ESR8: Isotope fingerprint of metal deposition onto the Earth surface

The Department of Geology, Trinity College Dublin seeks to appoint a PhD student in the research field of Ultra Trace Element and Isotope Geochemistry. Using samples collected from the extensive Irish peatlands, the student will seek to reconstruct timing and type of historic metal deposition in peat profiles using trace elements and Fe and Zn isotopes.


  • Explore the validity of using Fe and Zn isotope signatures as a proxy for paleo-land-use.
  • Evaluate the possibility of using Fe and Zn isotopic tools to fingerprint volcanic ash (tephra) deposition events.

Tasks and methodology:

  • Identify existing peat cores suitable for the project, and sample new ones if necessary.
  • Compile and produce additional chronological records using tephra and radiocarbon.
  • Reconstruct Fe and Zn historical deposition profiles and its associated isotope composition.
  • Explore the validity of Fe and Zn isotopes in peats as a proxy for paleo-land-use formation rates.


  • Master in Geosciences.
  • Experience in delicate geochemical analyses.
  • Knowledge of Isotope Geochemistry.
  • Willingness to work in an interdisciplinary and international environment.
  • Ability to independently develop novel experimental approaches.

Planned secondments:

  • 6 months-secondment at GFZ to carry out Fe isotope analyses.
  • 1 month-field work on the peatland sites.
  • 2 month-intersectoral secondment at Teck to learn about ore extraction processes.

Description of host institution:

Trinity College Dublin is Ireland's premier university, located in the historic campus in the heart of Dublin. The School of Natural Sciences accommodates ca. 40 academic staff, 20 postdoctoral research fellows and 150 graduate research students across the disciplines of Geology, Geography, Environmental Sciences, Botany and Zoology. The Geology Department has a core of young and dynamic academic staff with an overarching research focus in geochemistry.

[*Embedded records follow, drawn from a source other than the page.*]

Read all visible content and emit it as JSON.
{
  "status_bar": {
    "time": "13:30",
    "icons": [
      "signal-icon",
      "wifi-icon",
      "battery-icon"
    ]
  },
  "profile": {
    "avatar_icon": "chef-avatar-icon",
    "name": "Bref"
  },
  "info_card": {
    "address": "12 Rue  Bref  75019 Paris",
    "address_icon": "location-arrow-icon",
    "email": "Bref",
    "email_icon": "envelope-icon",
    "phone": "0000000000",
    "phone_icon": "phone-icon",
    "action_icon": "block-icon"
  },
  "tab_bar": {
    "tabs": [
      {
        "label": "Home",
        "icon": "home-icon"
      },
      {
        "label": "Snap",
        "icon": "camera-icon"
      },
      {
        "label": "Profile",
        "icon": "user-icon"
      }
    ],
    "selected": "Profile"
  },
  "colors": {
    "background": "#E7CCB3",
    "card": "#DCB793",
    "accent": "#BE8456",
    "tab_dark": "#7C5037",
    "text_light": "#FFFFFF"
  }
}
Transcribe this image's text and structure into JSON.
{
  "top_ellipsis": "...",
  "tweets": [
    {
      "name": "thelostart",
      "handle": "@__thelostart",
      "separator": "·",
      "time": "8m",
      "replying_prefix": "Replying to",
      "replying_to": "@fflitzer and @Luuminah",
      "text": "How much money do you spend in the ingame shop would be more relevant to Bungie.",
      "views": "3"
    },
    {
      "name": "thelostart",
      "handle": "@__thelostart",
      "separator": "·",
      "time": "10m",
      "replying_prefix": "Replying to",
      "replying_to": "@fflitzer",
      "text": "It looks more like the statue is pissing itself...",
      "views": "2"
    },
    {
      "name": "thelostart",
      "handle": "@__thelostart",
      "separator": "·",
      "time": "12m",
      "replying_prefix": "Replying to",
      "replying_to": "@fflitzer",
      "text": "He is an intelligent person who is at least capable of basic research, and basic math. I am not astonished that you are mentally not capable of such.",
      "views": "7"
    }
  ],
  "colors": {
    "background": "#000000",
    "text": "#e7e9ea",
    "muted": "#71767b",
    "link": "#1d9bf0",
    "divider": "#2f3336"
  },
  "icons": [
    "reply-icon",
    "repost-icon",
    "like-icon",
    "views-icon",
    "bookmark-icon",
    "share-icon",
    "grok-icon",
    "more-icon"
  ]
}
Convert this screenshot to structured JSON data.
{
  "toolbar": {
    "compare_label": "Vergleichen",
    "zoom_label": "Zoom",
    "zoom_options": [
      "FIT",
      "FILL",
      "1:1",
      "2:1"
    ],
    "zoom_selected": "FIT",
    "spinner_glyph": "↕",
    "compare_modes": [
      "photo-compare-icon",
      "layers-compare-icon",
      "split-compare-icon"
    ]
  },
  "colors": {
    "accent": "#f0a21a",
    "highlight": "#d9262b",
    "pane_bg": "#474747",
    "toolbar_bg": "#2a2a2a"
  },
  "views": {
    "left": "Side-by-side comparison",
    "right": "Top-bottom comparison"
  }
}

It houses all the traditional thin section, rock, mineral, fossil and tephra preparation facilities, and has a laboratory complex with clean rooms, stable isotope mass spectrometers, XRD, a new excimer UV laser ablation system and new ICP-MS and ICP-OES. It is a partner in the Irish National Centre for Isotope Geochemistry, located 20 minutes away, which offers access to cutting edge TIMS and MC-ICP-MS.

For further information contact Dr Emma Tomlinson tomlinse(at) or Prof Balz Kamber kamberbs(at)